    Video Migrants Continue to Risk Lives Crossing US Border from Mexico

    In his speech Thursday before the Republican National Convention, the party’s presidential candidate, Donald Trump, reiterated his proposal to build a wall along the U.S.-Mexico border if elected. Polls show a large percentage of Americans support better control of the nation's southwestern border, but as VOA’s Greg Flakus reports from the border town of Nogales in the Mexican state of Sonora, the situation faced by people trying to cross the border is already daunting.
    Video

    Video In State of Emergency, Turkey’s Erdogan Focuses on Spiritual Movement

    The state of emergency that Turkish President Recep Tayyip Erdogan has declared is giving him even more power to expand a purge that has seen an estimated 60,000 people either arrested or suspended from their jobs. VOA Europe correspondent Luis Ramirez reports from Istanbul.
    Video

    Video Calm the Waters: US Doubles Down Diplomatic Efforts in ASEAN Meetings

    The United States is redoubling diplomatic efforts and looking to upcoming regional meetings to calm the waters after an international tribunal invalidated the legal basis of Beijing's extensive claims in the South China Sea. VOA State Department correspondent Nike Ching has the story.
    Video

    Video Four Brother Goats Arrive in Brooklyn on a Mission

    While it's unusual to see farm animals in cities, it's become familiar for residents of Brooklyn, New York, to see a little herd of goats.
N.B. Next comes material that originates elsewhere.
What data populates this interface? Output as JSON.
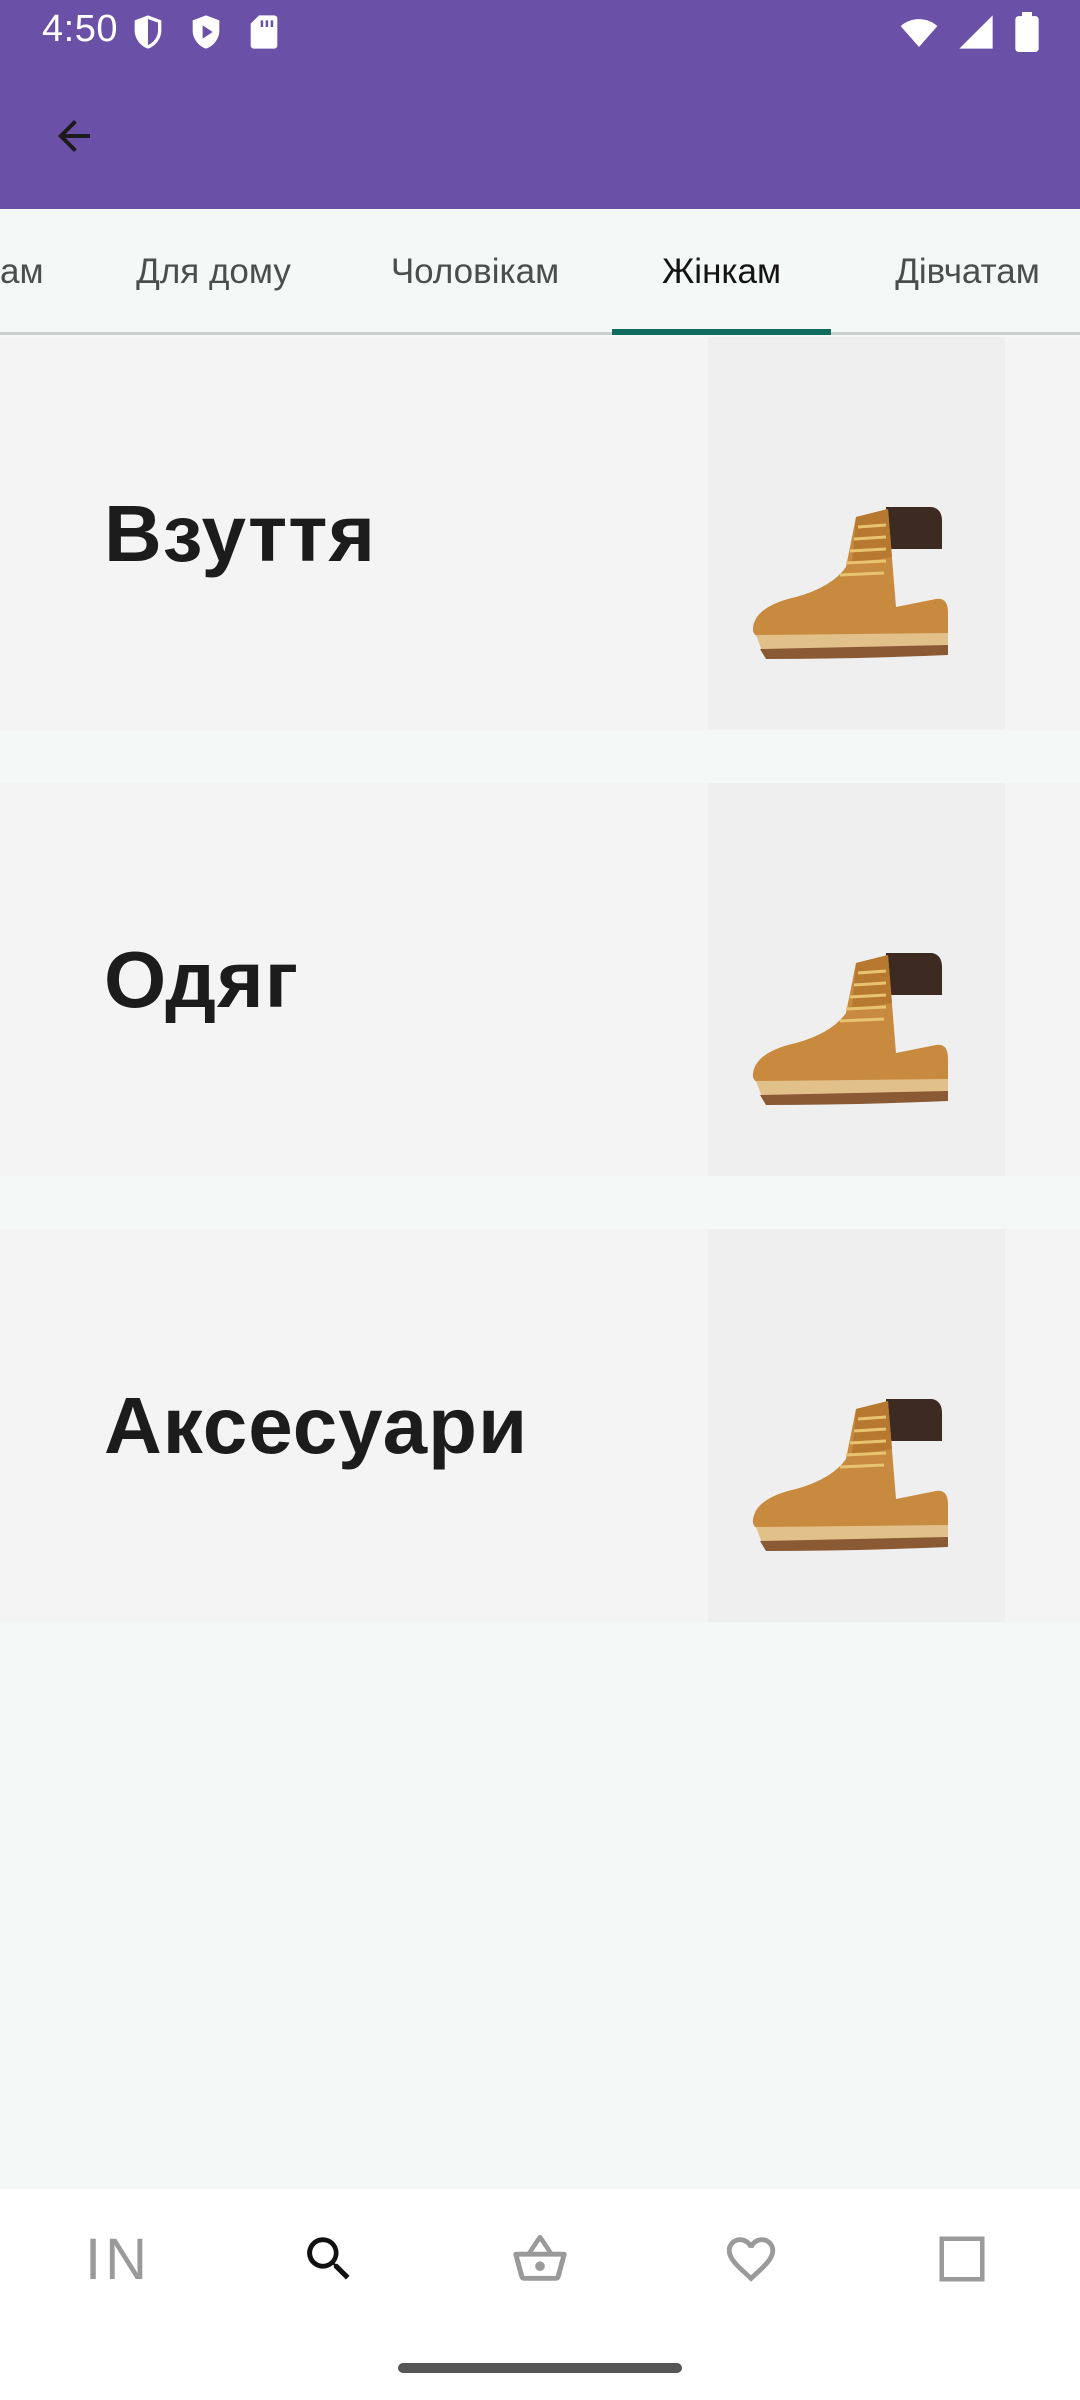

Unlike gas-powered mowing equipment, goats remove invasive weeds quietly and without adding more pollution to the air. As Faiza Elmasry tells us, this is a pilot program and if it proves to be successful, the goat gardener program will be extended to other areas of New York. Faith Lapidus narrates.
    Video

    Video Scientists in Poland Race to Save Honeybees
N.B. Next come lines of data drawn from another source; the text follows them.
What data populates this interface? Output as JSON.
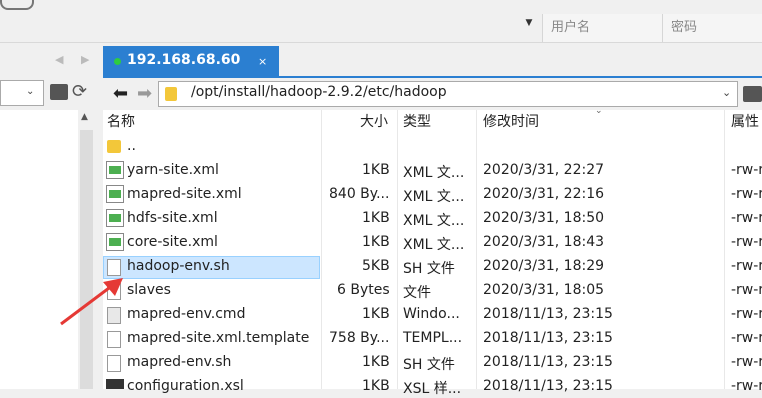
{
  "top": {
    "username_placeholder": "用户名",
    "password_placeholder": "密码"
  },
  "tab": {
    "host": "192.168.68.60",
    "close": "×"
  },
  "path": {
    "value": "/opt/install/hadoop-2.9.2/etc/hadoop"
  },
  "columns": {
    "name": "名称",
    "size": "大小",
    "type": "类型",
    "modified": "修改时间",
    "attrs": "属性"
  },
  "rows": [
    {
      "name": "..",
      "size": "",
      "type": "",
      "modified": "",
      "attrs": "",
      "icon": "folder-icon"
    },
    {
      "name": "yarn-site.xml",
      "size": "1KB",
      "type": "XML 文...",
      "modified": "2020/3/31, 22:27",
      "attrs": "-rw-r",
      "icon": "xml-file-icon"
    },
    {
      "name": "mapred-site.xml",
      "size": "840 By...",
      "type": "XML 文...",
      "modified": "2020/3/31, 22:16",
      "attrs": "-rw-r",
      "icon": "xml-file-icon"
    },
    {
      "name": "hdfs-site.xml",
      "size": "1KB",
      "type": "XML 文...",
      "modified": "2020/3/31, 18:50",
      "attrs": "-rw-r",
      "icon": "xml-file-icon"
    },
    {
      "name": "core-site.xml",
      "size": "1KB",
      "type": "XML 文...",
      "modified": "2020/3/31, 18:43",
      "attrs": "-rw-r",
      "icon": "xml-file-icon"
    },
    {
      "name": "hadoop-env.sh",
      "size": "5KB",
      "type": "SH 文件",
      "modified": "2020/3/31, 18:29",
      "attrs": "-rw-r",
      "icon": "file-icon"
    },
    {
      "name": "slaves",
      "size": "6 Bytes",
      "type": "文件",
      "modified": "2020/3/31, 18:05",
      "attrs": "-rw-r",
      "icon": "file-icon"
    },
    {
      "name": "mapred-env.cmd",
      "size": "1KB",
      "type": "Windo...",
      "modified": "2018/11/13, 23:15",
      "attrs": "-rw-r",
      "icon": "cmd-file-icon"
    },
    {
      "name": "mapred-site.xml.template",
      "size": "758 By...",
      "type": "TEMPL...",
      "modified": "2018/11/13, 23:15",
      "attrs": "-rw-r",
      "icon": "file-icon"
    },
    {
      "name": "mapred-env.sh",
      "size": "1KB",
      "type": "SH 文件",
      "modified": "2018/11/13, 23:15",
      "attrs": "-rw-r",
      "icon": "file-icon"
    },
    {
      "name": "configuration.xsl",
      "size": "1KB",
      "type": "XSL 样...",
      "modified": "2018/11/13, 23:15",
      "attrs": "-rw-r",
      "icon": "xsl-file-icon"
    }
  ],
  "selected_row": "hadoop-env.sh",
  "colors": {
    "accent": "#2b7fd1",
    "selection": "#cce6ff",
    "annotation_arrow": "#e53935"
  }
}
    Honeybees are in danger worldwide. Causes of what's known as colony collapse disorder range from pesticides and loss of habitat to infections. But scientists in Poland say they are on track to finding a cure for one of the diseases. VOA’s George Putic reports.
    Video

    Video Wall Already Runs Along Parts of US-Mexico Border

    The Republican Party’s presidential nominee, Donald Trump, gained the support of many voters by saying he would build a wall to keep undocumented immigrants and drugs from coming across the border from Mexico. Critics have called his idea impractical and offensive to Mexico, while supporters say such a bold approach is needed to control the border. VOA’s Greg Flakus has more from the border town of Nogales, Arizona.
    Video

    Video New HIV Tests Emphasize Rapid Results

    As the global fight against AIDS intensifies, activists have placed increasing importance on getting people to know their HIV status. Some companies are developing new HIV testing methods designed to be quick, easy and accurate. Thuso Khumalo looks at the latest methods, presented at the International AIDS conference in Durban, South Africa.
    Video

    Video African Youth with HIV Urge More Support

    HIV, the virus that causes AIDS, is the top killer of teens in sub-Saharan Africa. But many youths say their experience with the virus is unique and needs to be addressed differently than the adult epidemic. VOA South African Correspondent Anita Powell reports.
    Video

    Video Pop-Up Art Comes to Your Living Room, Backyard and Elsewhere

    Around the world, independent artists and musicians wrestle with a common problem: where to exhibit or perform? Traditional spaces such as museums and galleries are reserved for bigger names, and renting a space is not feasible for many. Enter ArtsUp, which connects artists with venue owners. Whether it’s a living room, restaurant, office or even a boat, pop-up events are bringing music and art to unexpected places. Tina Trinh has more.
    Video

    Video Scotland’s Booming Whisky Industry Fears Brexit Hangover

    After Britain’s vote to leave the European Union, Scotland’s government wants to break away from the United Kingdom – fearing the nation’s exports are at risk. Among the biggest of these is whisky. Henry Ridgwell reports on a time of turmoil for those involved in the ancient art of distilling Scotland’s most famous product.

    Special Report

    Adrift The Invisible African Diaspora